“I would expect that she has a house, probably a financial account of some kind — a brokerage account, stocks, bond, cash,” he said. “She probably has investments of a wide variety — perhaps in real estate ventures, other businesses that she may own or have an interest in.”
“[She may have] copyrights to her songs, perhaps publishing rights to her material, perhaps the material of other artists.

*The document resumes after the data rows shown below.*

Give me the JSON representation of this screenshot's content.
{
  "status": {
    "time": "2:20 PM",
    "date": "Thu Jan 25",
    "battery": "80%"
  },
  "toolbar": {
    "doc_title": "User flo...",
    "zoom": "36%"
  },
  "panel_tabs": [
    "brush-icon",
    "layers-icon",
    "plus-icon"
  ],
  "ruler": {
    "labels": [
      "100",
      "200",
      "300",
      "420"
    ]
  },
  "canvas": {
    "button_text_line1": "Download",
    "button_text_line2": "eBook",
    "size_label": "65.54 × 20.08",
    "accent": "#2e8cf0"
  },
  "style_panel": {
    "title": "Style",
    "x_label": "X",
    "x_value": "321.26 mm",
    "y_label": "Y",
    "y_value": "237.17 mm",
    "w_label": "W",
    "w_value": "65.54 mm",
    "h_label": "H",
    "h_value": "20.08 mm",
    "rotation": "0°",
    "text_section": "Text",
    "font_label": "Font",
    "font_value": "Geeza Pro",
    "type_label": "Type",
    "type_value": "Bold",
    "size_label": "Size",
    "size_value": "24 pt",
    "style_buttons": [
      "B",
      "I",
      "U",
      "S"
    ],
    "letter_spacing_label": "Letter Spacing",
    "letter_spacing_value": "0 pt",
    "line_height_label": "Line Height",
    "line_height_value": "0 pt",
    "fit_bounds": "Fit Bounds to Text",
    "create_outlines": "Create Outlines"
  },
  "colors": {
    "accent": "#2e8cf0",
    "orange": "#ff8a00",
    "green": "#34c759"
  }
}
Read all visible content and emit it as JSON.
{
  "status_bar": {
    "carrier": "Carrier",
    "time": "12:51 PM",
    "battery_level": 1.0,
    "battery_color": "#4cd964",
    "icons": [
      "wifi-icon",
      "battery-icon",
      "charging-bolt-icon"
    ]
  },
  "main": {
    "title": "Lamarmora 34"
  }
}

And I’m sure she has probably a pretty valuable collection of personal property, things like Grammys, gold records, memorabilia from Motown years and onward.”
Franklin had at least $2 million in property around Detroit, likely including this home, and had ownership of the songs she wrote, the AP reported.
Silver also discussed how quickly things with her estate could unfold. “It is the objective of the survivors of any deceased, whether it be Aretha Franklin or John Smith, to handle affairs as simply and quickly as you can,” he said. “Sometimes you just can’t do that … In my experience, the larger the estate, the more public the figure, the greater the likelihood that there is going to be an issue.”